THOUSANDS of NHS workers took to the streets across the UK as part of a campaign for a 15 per cent pay increase.

More than 100 campaigners met at the Royal Sussex County Hospital in Brighton at 11am on Saturday before marching through the city.

The movement followed frustration among grassroots NHS workers after they were left out of government plans to give almost one million public sector workers an above-inflation increase.

The Argus:

Protesters in Brighton carried banners and signs emblazoned with messages, with one banner saying, “nurses are worth more than a clap,” referencing the Clap For Carers event which was a weekly fixture for many weeks of the coronavirus lockdown.

Kelly Robbins, who has worked in nursing for the past ten years, organised the protest in Brighton.

The 31-year-old said: “We received some great support, both from people who attended the march as well as passersby who wished us well as we made our way from outside the local hospital to The Level, where we had speeches from organisers, local interest groups, NHS workers and party representatives.

The Argus:

“People have been out across the UK today to demonstrate and it’s important the Government responds to that.

“We save lives, including that of the Prime Minister, and in order for the NHS to continue attracting nurses to the profession and stop people leaving, we need to pay them an appropriate wage.”

Speaking to The Argus ahead of the protest, Kelly explained her motivation for organising the demonstration.

She said: “I don’t think a lot of the public know but NHS staff haven’t had a genuine pay rise in ten years.

The Argus:

“What we’ve actually had is seven years of pay freezes, a one year pay cap at one per cent and then a three-year pay deal at 1.7 per cent per year, which was way below inflation –so we’ve effectively had a 20 per cent pay cut in the last ten years. This means the average staff nurse is now over £5,000 worse off than they were in 2010.

“Being a nurse means going in to work every day making decisions that could effectively save or take someone’s life.

“With such a huge responsibility that sits on our shoulders, you would think that it would be no question to pay us a fair wage.”

Public appreciation for the roles of NHS staff has been at an all time high during the pandemic with tens of thousands of people applauding their efforts from their doorsteps as part of the Clap for Carers campaign.

Kelly said this was “a great public gesture” but “that support and pride now needs to be converted into policy”.

The Argus:

The heroics of healthcare staff and key workers during the coronavirus crisis prompted the Government to pledge an above-average pay rise for public sector workers last month. Teachers and doctors were all included in the salary hike, but nurses were omitted from the scheme.

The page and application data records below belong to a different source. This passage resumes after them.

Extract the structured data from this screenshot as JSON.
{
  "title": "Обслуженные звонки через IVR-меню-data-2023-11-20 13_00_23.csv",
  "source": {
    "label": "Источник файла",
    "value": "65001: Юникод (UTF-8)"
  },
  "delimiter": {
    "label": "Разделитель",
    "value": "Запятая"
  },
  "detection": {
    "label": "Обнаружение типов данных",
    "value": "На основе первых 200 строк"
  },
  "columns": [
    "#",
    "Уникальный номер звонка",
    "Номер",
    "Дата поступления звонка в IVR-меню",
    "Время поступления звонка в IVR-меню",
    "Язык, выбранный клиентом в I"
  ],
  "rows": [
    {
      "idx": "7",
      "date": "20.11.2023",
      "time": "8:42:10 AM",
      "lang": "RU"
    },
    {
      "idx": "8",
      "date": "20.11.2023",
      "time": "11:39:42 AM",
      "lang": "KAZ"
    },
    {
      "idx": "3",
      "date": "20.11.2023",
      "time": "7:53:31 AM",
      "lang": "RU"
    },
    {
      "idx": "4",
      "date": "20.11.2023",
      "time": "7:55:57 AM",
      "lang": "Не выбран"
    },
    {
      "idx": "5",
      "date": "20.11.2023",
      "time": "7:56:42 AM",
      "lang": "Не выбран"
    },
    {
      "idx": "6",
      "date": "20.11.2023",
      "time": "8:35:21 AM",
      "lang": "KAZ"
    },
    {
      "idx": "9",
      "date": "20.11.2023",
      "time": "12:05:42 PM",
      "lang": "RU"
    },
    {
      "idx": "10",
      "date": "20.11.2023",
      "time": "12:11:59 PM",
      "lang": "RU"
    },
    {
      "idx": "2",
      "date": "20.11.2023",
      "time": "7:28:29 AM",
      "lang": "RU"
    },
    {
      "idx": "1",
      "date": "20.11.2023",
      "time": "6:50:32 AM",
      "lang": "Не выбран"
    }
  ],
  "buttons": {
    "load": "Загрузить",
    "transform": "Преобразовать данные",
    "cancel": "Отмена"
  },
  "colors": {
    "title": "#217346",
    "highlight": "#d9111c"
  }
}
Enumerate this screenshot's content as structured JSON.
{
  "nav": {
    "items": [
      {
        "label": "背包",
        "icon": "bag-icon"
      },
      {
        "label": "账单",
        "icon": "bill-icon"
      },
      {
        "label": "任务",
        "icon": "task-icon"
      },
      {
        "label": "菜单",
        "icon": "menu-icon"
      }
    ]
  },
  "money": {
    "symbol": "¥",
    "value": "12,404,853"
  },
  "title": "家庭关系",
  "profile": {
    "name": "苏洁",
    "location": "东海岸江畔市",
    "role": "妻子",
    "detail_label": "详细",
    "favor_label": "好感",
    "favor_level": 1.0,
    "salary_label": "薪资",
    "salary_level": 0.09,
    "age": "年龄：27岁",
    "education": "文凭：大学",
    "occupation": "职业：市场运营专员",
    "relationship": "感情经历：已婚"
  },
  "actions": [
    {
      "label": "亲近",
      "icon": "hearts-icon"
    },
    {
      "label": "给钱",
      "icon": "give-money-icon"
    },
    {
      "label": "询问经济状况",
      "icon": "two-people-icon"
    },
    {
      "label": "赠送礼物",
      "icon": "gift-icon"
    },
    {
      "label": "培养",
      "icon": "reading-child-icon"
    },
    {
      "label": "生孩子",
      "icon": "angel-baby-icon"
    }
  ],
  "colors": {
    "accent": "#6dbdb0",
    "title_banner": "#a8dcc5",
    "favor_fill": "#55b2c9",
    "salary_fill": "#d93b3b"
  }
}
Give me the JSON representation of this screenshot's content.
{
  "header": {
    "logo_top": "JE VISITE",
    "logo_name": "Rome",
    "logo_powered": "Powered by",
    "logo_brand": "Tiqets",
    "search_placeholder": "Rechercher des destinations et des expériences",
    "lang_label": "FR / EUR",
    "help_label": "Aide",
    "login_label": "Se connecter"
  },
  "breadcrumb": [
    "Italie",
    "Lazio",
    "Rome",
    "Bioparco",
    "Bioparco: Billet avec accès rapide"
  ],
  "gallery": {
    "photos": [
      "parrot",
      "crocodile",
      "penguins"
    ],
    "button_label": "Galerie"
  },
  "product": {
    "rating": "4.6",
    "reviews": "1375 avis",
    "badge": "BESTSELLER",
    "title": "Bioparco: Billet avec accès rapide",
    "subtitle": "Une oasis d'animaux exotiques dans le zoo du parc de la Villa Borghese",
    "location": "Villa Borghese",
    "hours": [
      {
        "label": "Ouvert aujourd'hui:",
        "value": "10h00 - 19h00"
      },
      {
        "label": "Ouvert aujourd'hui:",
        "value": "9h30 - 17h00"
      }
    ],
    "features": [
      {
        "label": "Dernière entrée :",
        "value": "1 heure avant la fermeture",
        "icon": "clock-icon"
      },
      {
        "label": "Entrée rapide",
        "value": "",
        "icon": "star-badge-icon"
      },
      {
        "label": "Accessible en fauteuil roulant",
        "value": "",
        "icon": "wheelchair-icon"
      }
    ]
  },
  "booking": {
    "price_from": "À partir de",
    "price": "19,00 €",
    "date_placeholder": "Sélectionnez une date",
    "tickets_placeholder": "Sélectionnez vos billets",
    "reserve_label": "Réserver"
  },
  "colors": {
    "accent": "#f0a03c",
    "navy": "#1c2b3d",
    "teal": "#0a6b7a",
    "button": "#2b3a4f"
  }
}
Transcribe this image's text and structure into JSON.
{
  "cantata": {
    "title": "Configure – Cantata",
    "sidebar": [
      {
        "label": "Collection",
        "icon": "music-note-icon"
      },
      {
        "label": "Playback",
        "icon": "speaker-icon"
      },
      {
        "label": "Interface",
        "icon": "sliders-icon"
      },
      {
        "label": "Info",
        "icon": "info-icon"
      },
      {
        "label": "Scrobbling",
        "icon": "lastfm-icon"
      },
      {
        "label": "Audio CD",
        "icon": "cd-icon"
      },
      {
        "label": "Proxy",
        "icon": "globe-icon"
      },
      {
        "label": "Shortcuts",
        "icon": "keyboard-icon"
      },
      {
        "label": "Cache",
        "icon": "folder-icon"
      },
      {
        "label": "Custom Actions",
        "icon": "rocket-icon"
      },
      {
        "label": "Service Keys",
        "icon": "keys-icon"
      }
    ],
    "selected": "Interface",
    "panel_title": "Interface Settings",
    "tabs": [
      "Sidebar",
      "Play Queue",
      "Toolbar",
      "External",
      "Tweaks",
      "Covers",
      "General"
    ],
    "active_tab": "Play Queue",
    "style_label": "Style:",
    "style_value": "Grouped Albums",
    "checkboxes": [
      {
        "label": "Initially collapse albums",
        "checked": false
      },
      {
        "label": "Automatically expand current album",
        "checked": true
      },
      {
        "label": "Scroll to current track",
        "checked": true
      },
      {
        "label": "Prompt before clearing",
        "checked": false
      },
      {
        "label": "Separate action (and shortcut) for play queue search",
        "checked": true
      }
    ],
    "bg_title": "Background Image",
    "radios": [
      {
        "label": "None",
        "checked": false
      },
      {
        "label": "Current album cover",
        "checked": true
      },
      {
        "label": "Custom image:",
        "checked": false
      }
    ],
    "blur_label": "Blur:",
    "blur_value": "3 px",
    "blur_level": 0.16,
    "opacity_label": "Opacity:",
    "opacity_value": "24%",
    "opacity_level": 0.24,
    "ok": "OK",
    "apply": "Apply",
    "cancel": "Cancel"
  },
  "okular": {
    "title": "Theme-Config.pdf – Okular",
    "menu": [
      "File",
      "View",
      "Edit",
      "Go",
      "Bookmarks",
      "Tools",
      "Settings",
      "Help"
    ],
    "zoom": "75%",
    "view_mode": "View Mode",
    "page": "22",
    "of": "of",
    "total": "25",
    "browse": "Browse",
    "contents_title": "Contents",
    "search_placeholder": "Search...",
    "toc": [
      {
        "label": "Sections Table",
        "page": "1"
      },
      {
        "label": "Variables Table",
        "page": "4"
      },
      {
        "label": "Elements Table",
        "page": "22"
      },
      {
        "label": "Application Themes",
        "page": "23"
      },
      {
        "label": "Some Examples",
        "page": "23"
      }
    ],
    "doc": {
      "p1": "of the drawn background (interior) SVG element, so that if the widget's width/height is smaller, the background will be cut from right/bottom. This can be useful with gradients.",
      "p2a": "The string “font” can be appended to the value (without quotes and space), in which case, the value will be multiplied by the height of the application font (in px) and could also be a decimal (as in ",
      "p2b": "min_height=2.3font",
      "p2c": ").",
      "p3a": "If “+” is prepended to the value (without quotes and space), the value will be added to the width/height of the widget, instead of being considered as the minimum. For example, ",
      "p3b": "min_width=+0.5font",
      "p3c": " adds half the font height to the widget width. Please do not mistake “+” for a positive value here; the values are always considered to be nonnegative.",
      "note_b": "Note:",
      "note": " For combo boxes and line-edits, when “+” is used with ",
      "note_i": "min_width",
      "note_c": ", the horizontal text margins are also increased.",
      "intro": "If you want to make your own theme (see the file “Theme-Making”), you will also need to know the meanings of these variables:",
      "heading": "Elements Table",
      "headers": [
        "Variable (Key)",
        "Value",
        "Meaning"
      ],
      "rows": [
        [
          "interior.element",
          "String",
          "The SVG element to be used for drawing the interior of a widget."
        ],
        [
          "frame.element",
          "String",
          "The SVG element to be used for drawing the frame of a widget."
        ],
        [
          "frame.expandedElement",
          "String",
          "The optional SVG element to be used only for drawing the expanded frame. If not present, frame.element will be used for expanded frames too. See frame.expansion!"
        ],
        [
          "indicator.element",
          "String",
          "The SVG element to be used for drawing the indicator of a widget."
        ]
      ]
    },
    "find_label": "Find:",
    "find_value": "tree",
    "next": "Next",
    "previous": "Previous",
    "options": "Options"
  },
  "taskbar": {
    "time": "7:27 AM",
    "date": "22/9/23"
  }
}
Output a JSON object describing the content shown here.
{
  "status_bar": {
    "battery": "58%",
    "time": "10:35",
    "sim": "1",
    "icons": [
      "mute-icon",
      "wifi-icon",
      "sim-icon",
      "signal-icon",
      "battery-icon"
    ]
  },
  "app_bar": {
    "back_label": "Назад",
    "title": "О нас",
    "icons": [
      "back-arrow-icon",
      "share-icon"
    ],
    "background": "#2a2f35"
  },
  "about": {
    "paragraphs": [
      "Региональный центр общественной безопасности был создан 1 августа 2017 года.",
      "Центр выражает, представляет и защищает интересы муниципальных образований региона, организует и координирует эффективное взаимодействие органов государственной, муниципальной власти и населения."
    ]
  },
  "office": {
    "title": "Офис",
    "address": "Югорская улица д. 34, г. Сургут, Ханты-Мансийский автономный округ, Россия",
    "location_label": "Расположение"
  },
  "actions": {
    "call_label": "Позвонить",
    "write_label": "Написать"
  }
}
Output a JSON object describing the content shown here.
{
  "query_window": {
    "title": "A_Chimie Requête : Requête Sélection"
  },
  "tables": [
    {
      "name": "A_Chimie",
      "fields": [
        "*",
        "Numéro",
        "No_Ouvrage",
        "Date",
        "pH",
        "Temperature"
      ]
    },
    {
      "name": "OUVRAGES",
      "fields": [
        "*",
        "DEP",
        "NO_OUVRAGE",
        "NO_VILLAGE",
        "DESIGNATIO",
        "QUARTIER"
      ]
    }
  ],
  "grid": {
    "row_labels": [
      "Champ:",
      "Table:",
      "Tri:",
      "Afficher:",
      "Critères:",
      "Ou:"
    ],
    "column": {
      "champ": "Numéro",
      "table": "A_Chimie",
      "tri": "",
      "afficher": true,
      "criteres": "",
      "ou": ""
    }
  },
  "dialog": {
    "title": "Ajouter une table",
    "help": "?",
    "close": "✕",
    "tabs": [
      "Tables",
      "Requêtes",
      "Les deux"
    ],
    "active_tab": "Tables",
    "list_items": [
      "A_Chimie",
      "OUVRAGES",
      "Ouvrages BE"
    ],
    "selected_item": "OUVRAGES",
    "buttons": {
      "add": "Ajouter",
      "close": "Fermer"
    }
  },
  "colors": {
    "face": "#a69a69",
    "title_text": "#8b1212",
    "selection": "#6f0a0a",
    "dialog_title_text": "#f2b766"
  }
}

Kelly said job retention was a huge challenge for the NHS, and this latest move could lead to nurses leaving the profession.

“We can’t afford to have any more staff leaving at this time,” she said.